Currently treatments for osteoarthritis are: bracing, weight loss, NSAIDs, corticosteroids, visco-supplementation and arthroplasty. Unfortunately, these options all have vast limitations and/or severe side effects. A knee replacement on average last 15 years, which is why they are prolonged for as long as possible resulting in people resorting to chronic NSAID and corticosteroid use for pain management. Many papers show corticosteroids lead to: soft tissue damage, cell death and tendon atrophy, reduced bone mineral density, inhibit collagen synthesis, lead to insulin resistance, atrophy of muscles/skin, and depression. Chronic NSAID use has been shown to lead to increased risk of stomach ulcers, acute renal failure and stroke/myocardial infarction. Multiple studies have shown Platelet Rich Plasma therapy to be either superior or not inferior to viscosupplementation of hyaluronic acid, which is the gold standard for OA treatment at this time.
Multipotent stems cells also referred to as adult stem cells can derive cells from the same germ layer, opposed to embryonic stem cells, which is pluripotent and can differentiate into any cell type.
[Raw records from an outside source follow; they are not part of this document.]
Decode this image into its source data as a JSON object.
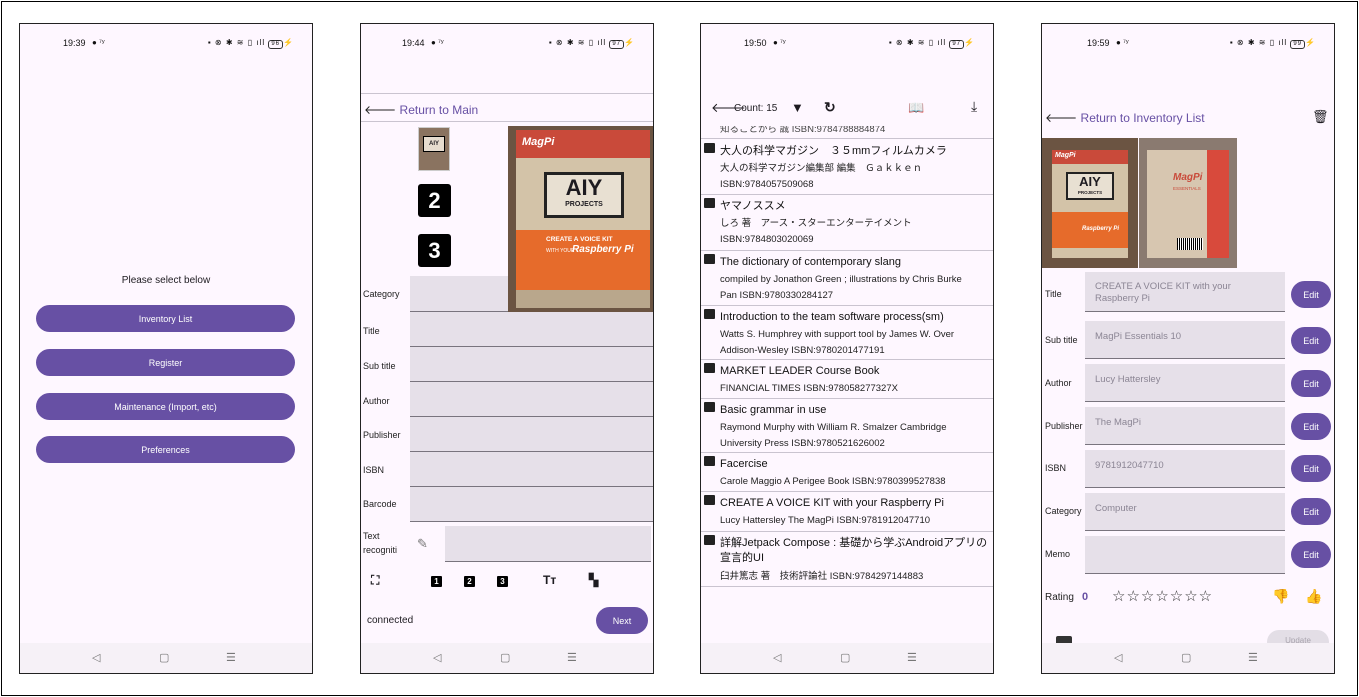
{
  "common": {
    "nav_back": "◁",
    "nav_home": "▢",
    "nav_recents": "☰"
  },
  "screens": [
    {
      "time": "19:39",
      "battery": "96",
      "prompt": "Please select below",
      "buttons": [
        "Inventory List",
        "Register",
        "Maintenance (Import, etc)",
        "Preferences"
      ]
    },
    {
      "time": "19:44",
      "battery": "97",
      "return_label": "Return to Main",
      "labels": [
        "Category",
        "Title",
        "Sub title",
        "Author",
        "Publisher",
        "ISBN",
        "Barcode",
        "Text recogniti"
      ],
      "thumb_numbers": [
        "2",
        "3"
      ],
      "toolbar_numbers": [
        "1",
        "2",
        "3"
      ],
      "toolbar_text_icon": "Tт",
      "book_cover": {
        "brand": "MagPi",
        "title": "AIY",
        "subtitle": "PROJECTS",
        "tagline": "CREATE A VOICE KIT",
        "with": "WITH YOUR",
        "product": "Raspberry Pi"
      },
      "status": "connected",
      "next_label": "Next"
    },
    {
      "time": "19:50",
      "battery": "97",
      "count_label": "Count: 15",
      "partial_top": "知ることから    誠 ISBN:9784788884874",
      "items": [
        {
          "title": "大人の科学マガジン　３５mmフィルムカメラ",
          "lines": [
            "大人の科学マガジン編集部 編集　Ｇａｋｋｅｎ",
            "ISBN:9784057509068"
          ]
        },
        {
          "title": "ヤマノススメ",
          "lines": [
            "しろ 著　アース・スターエンターテイメント",
            "ISBN:9784803020069"
          ]
        },
        {
          "title": "The dictionary of contemporary slang",
          "lines": [
            "compiled by Jonathon Green ; illustrations by Chris Burke",
            "Pan ISBN:9780330284127"
          ]
        },
        {
          "title": "Introduction to the team software process(sm)",
          "lines": [
            "Watts S. Humphrey with support tool by James W. Over",
            "Addison-Wesley ISBN:9780201477191"
          ]
        },
        {
          "title": "MARKET LEADER Course Book",
          "lines": [
            "   FINANCIAL TIMES ISBN:978058277327X"
          ]
        },
        {
          "title": "Basic grammar in use",
          "lines": [
            "Raymond Murphy with William R. Smalzer   Cambridge",
            "University Press ISBN:9780521626002"
          ]
        },
        {
          "title": "Facercise",
          "lines": [
            "Carole Maggio   A  Perigee Book ISBN:9780399527838"
          ]
        },
        {
          "title": "CREATE A VOICE KIT with your Raspberry Pi",
          "lines": [
            "Lucy Hattersley   The MagPi ISBN:9781912047710"
          ]
        },
        {
          "title": "詳解Jetpack Compose : 基礎から学ぶAndroidアプリの宣言的UI",
          "lines": [
            "臼井篤志 著　技術評論社 ISBN:9784297144883"
          ]
        }
      ]
    },
    {
      "time": "19:59",
      "battery": "99",
      "return_label": "Return to Inventory List",
      "book_cover": {
        "brand": "MagPi",
        "title": "AIY",
        "subtitle": "PROJECTS",
        "product": "Raspberry Pi",
        "back_brand": "MagPi",
        "back_subtitle": "ESSENTIALS"
      },
      "fields": [
        {
          "label": "Title",
          "value": "CREATE A VOICE KIT with your Raspberry Pi"
        },
        {
          "label": "Sub title",
          "value": "MagPi Essentials 10"
        },
        {
          "label": "Author",
          "value": "Lucy Hattersley"
        },
        {
          "label": "Publisher",
          "value": "The MagPi"
        },
        {
          "label": "ISBN",
          "value": "9781912047710"
        },
        {
          "label": "Category",
          "value": "Computer"
        },
        {
          "label": "Memo",
          "value": ""
        }
      ],
      "edit_label": "Edit",
      "rating_label": "Rating",
      "rating_value": "0",
      "stars": "☆☆☆☆☆☆☆",
      "update_label": "Update"
    }
  ],
  "colors": {
    "accent": "#6750a4",
    "background": "#fef7ff",
    "field": "#e6e0e9"
  }
}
The adult stem cells used in regenerative medicine are mesenchymal stem cells that are found in bone marrow, synovial fluid, and adipose tissue most often. These cells can derive cartilage, bone, muscle, tendon and ligaments. They can also reduce inflammation, secrete cytokines and growth factors to induce cellular proliferation and angiogenesis. Injected into a source of injury or degeneration they become activated, secrete various cytokines, and stimulate a healing response.
Prolotherapy is the basis of all regenerative medicine, using only solutions it works in its simplest form and has stood the test of time for helping the body repair and heal. PRP’s advantage is you are placing your body’s own growth and healing factors in a concentrated location at the site of injury. Instead of these growth factors and collagen precursors traveling to the site of injury after being stimulated they are already there ready to start the healing process. Stem cells have the ability to differentiate into different cells and form connective tissue. A way to think about PRP verses stem cells is that PRP is the fertilizer, it can help things grow. Whereas stem cells are the seed and the fertilizer. Prolotherapy is often thought of for hypermobility of ligaments and tendons and has been shown in research to work in conditions from ligament instability to osteoarthritis. PRP is most useful where there are vascular supplies, muscle tears, tendinopathy, tendonitis, annular tears, and mild osteoarthritis. Stem cells are considered for severe osteoarthritis, degeneration and tears. Many factors go into a doctor’s decision about which therapy is the best for you including age, overall and relative health, and degree of the injury.